Have you ever been at a barbecue where someone starts talking loudly about how many government workers there are in the Yukon, apparently unaware that everyone else there works for the government?
Hopefully you can get out of ketchup-bottle range before that someone starts talking about government pensions, too.
It raises the question: do we have a lot of government jobs in the Yukon? Or is that a myth that somehow got started out on the creeks?
If you want to continue to have fact-free debates about the role of the state at barbecues, stop reading now. Economists at the Organisation for Economic Co-operation and Development (OECD) club of advanced nations have some handy statistics comparing Canada to other members.
The average OECD country employed 18.1 per cent of its workforce in all levels of government, as of 2015. Canada was slightly above average, at 18.2 per cent.
The United States was lower than average, at 15.2 per cent. This is partly explained by how the American private sector is more heavily involved in areas like healthcare and education.
The French government, a bête noire of free-market enthusiasts, employed more than average: 21.4 per cent of the workforce.
The Nordic countries were the highest, ranging from Finland at 24.9 per cent to oil-and-gas rich Norway at 30 per cent. These countries are famous for their extensive social-safety nets and government programs.
So, what’s the figure for the Yukon? The Yukon Bureau of Statistics tells us that for 2018 the Yukon had 9,300 government jobs out of total employment of 21,300.
That’s 43.7 per cent. French socialists will be horrified to learn that the Yukon makes them look positively Thatcherite. They could hire twice as many government employees and we’d still have them beat.
We’re also well more than double the Canadian average.
Our government employment has also been growing fast. In 2014, the figure for the Yukon was 39.4 per cent. That means we’ve increased our figure by 4.3 percentage points in just four years.
If that continues, the last private-sector job here would be phased out in 2071.
We don’t have the same time comparison for the other countries, but the OECD does put out data from 2009 to 2015. During this six-year period, no country in the OECD grew its workforce as much as the Yukon did in the four years leading up to 2018.
Only three countries grew by more than one percentage point, compared to the Yukon’s 4.3. These were led by the Czech Republic, with 2.7 percentage points.
Of the 29 countries in the dataset, nine increased government employment over the period. Meanwhile, 20 cut government jobs, often as a result of aftershocks from the global financial crisis.

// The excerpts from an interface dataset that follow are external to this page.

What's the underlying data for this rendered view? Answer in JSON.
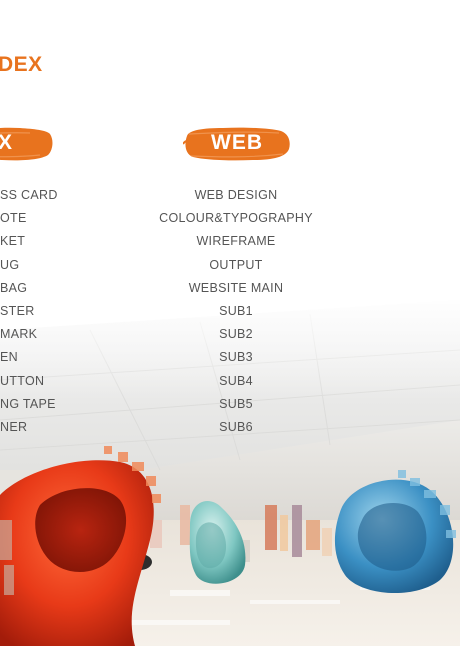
{
  "colors": {
    "accent": "#E8731E",
    "text": "#555555",
    "brush_white": "#FFFFFF"
  },
  "header": {
    "index_title": "DEX"
  },
  "left_column": {
    "heading": "X",
    "items": [
      "SS CARD",
      "OTE",
      "KET",
      "UG",
      "BAG",
      "STER",
      "MARK",
      "EN",
      "UTTON",
      "NG TAPE",
      "NER"
    ]
  },
  "right_column": {
    "heading": "WEB",
    "items": [
      "WEB DESIGN",
      "COLOUR&TYPOGRAPHY",
      "WIREFRAME",
      "OUTPUT",
      "WEBSITE MAIN",
      "SUB1",
      "SUB2",
      "SUB3",
      "SUB4",
      "SUB5",
      "SUB6"
    ]
  }
}
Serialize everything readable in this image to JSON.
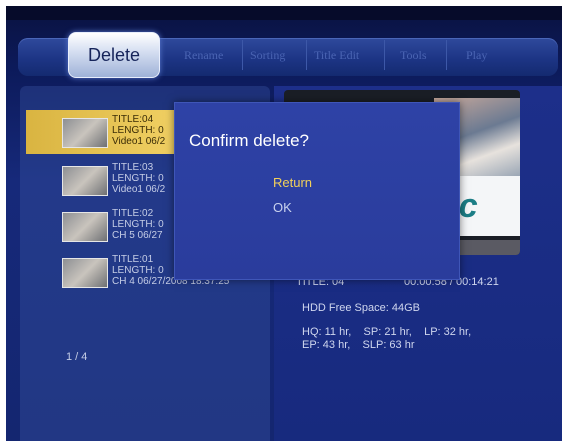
{
  "menu": {
    "tabs": [
      {
        "label": "Delete",
        "active": true
      },
      {
        "label": "Rename"
      },
      {
        "label": "Sorting"
      },
      {
        "label": "Title Edit"
      },
      {
        "label": "Tools"
      },
      {
        "label": "Play"
      }
    ]
  },
  "titles": [
    {
      "l1": "TITLE:04",
      "l2": "LENGTH: 0",
      "l3": "Video1 06/2",
      "selected": true,
      "thumb": "video-thumbnail-icon"
    },
    {
      "l1": "TITLE:03",
      "l2": "LENGTH: 0",
      "l3": "Video1 06/2",
      "thumb": "video-thumbnail-icon"
    },
    {
      "l1": "TITLE:02",
      "l2": "LENGTH: 0",
      "l3": "CH 5 06/27",
      "thumb": "video-thumbnail-icon"
    },
    {
      "l1": "TITLE:01",
      "l2": "LENGTH: 0",
      "l3": "CH 4 06/27/2008 18:37:25",
      "thumb": "video-thumbnail-icon"
    }
  ],
  "pager": "1 / 4",
  "info": {
    "title": "TITLE: 04",
    "time": "00:00:58 / 00:14:21",
    "hdd": "HDD Free Space: 44GB",
    "quality_line1": "HQ: 11 hr,    SP: 21 hr,    LP: 32 hr,",
    "quality_line2": "EP: 43 hr,    SLP: 63 hr"
  },
  "dialog": {
    "title": "Confirm delete?",
    "options": [
      "Return",
      "OK"
    ],
    "selected": "Return"
  },
  "colors": {
    "highlight": "#f0cf62",
    "dialog_bg": "#2e42a6",
    "accent_text": "#f2d05a"
  }
}
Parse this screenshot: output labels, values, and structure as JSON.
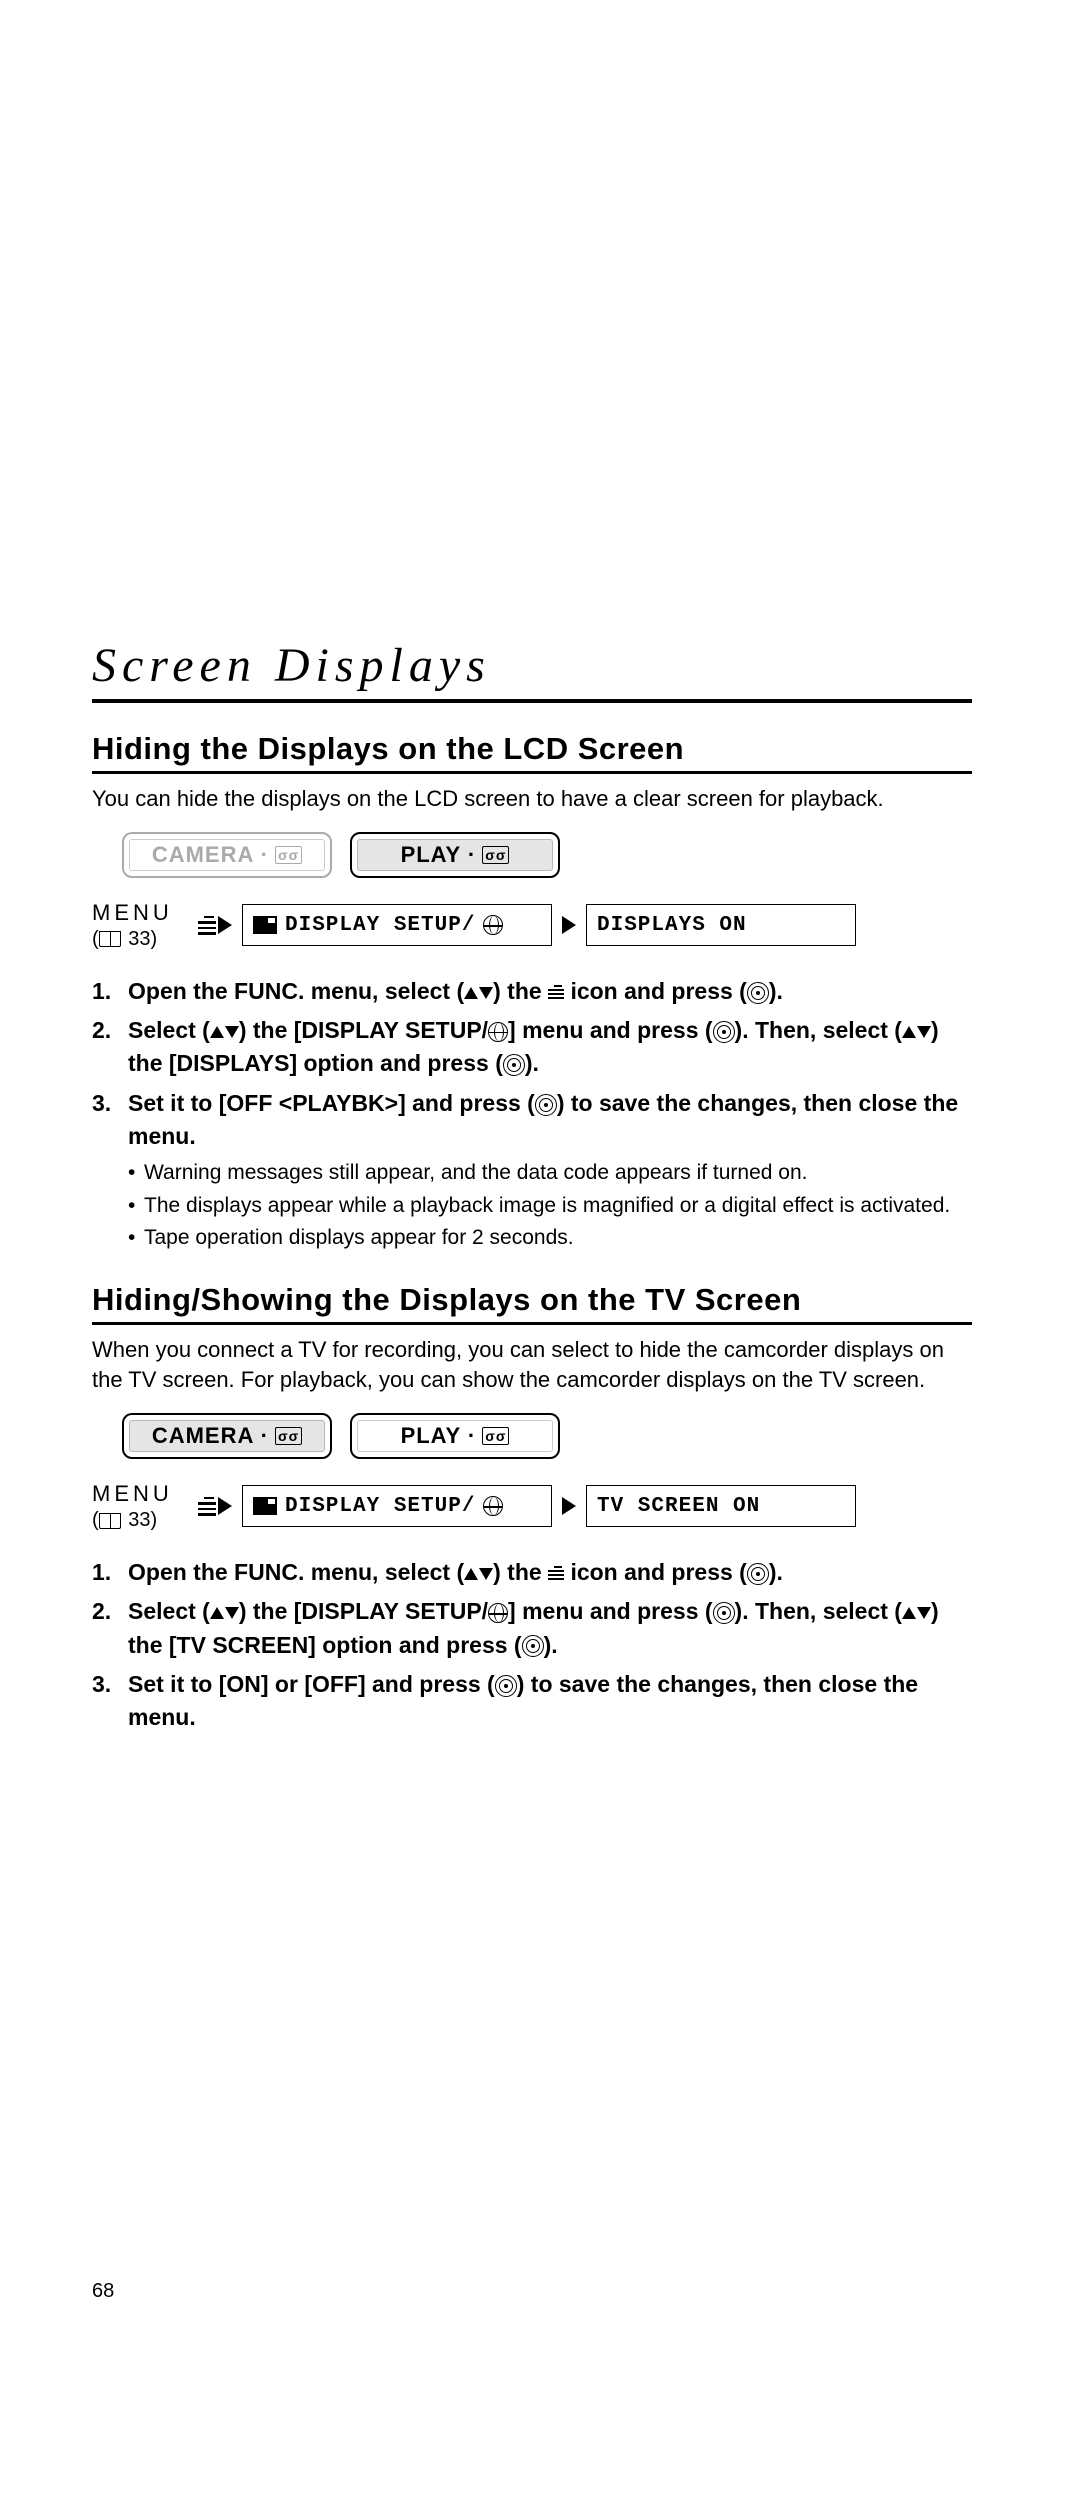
{
  "chapter_title": "Screen Displays",
  "page_number": "68",
  "section1": {
    "title": "Hiding the Displays on the LCD Screen",
    "intro": "You can hide the displays on the LCD screen to have a clear screen for playback.",
    "mode_camera": "CAMERA ·",
    "mode_play": "PLAY ·",
    "menu_label": "MENU",
    "menu_ref": "33",
    "menu_setup": "DISPLAY SETUP/",
    "menu_value": "DISPLAYS ON",
    "step1_a": "Open the FUNC. menu, select (",
    "step1_b": ") the ",
    "step1_c": " icon and press (",
    "step1_d": ").",
    "step2_a": "Select (",
    "step2_b": ") the [DISPLAY SETUP/",
    "step2_c": "] menu and press (",
    "step2_d": "). Then, select (",
    "step2_e": ") the [DISPLAYS] option and press (",
    "step2_f": ").",
    "step3_a": "Set it to [OFF <PLAYBK>] and press (",
    "step3_b": ") to save the changes, then close the menu.",
    "bullets": [
      "Warning messages still appear, and the data code appears if turned on.",
      "The displays appear while a playback image is magnified or a digital effect is activated.",
      "Tape operation displays appear for 2 seconds."
    ]
  },
  "section2": {
    "title": "Hiding/Showing the Displays on the TV Screen",
    "intro": "When you connect a TV for recording, you can select to hide the camcorder displays on the TV screen. For playback, you can show the camcorder displays on the TV screen.",
    "mode_camera": "CAMERA ·",
    "mode_play": "PLAY ·",
    "menu_label": "MENU",
    "menu_ref": "33",
    "menu_setup": "DISPLAY SETUP/",
    "menu_value": "TV SCREEN ON",
    "step1_a": "Open the FUNC. menu, select (",
    "step1_b": ") the ",
    "step1_c": " icon and press (",
    "step1_d": ").",
    "step2_a": "Select (",
    "step2_b": ") the [DISPLAY SETUP/",
    "step2_c": "] menu and press (",
    "step2_d": "). Then, select (",
    "step2_e": ") the [TV SCREEN] option and press (",
    "step2_f": ").",
    "step3_a": "Set it to [ON] or [OFF] and press (",
    "step3_b": ") to save the changes, then close the menu."
  }
}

Canada, which escaped the worst effects of the crisis, was one of the countries that downsized government overall. This was the net effect of increased hiring at the provincial level, Prime Minister Harper’s cost controls in Ottawa, and a growing number of private sector workers as the economy grew. The net impact over the six-year period was -0.5 percentage points, which is roughly in the middle of the OECD pack.
If your barbecue debate gets particularly energetic, someone will start comparing the Yukon to Communist China.
This is a good chance to make some money if you can convince your friends to start betting.
Unwary bettors will assume that a Communist powerhouse like China will, of course, have more of its workers toiling for the benefit of the state.
However, according to data from China’s Ministry of Labour and its statistical yearbook, analyzed by the Peterson Institute for International Economics, only 10.2 per cent of the Chinese workforce was employed by the government or state-owned companies in 2009.
Even though China had around 80 million government workers, double the entire population of Canada, they were diluted by hundreds of millions of peasants and factory workers.
So the Yukon has four times more government workers as a percentage of its workforce than the People’s Republic of China.
I suggest collecting your money on that bet right away, before your victims start to argue about the reliability of Chinese government statistics or whether the Peterson Institutes definitions are consistent with OECD methodologies.
So what is the use of this information, other than winning bets at barbecues?
Government jobs, like private sector jobs, aren’t good or bad by definition. Any modern society will have a mix of both.
What I take away from the statistics is that the Yukon pendulum has swung very far towards government employment. It probably wouldn’t be a bad idea to let it swing back a bit the other way, with government agencies trying a bit harder to find more creative ways to deliver programs than just hiring more staff.
Keith Halliday is a Yukon economist and author of the MacBride Museum’s Aurore of the Yukon series of historical children’s adventure novels. He is a Ma Murray award-winner for best columnist and received the bronze for Outstanding Columnist in the 2019 Canadian Community Newspaper Awards.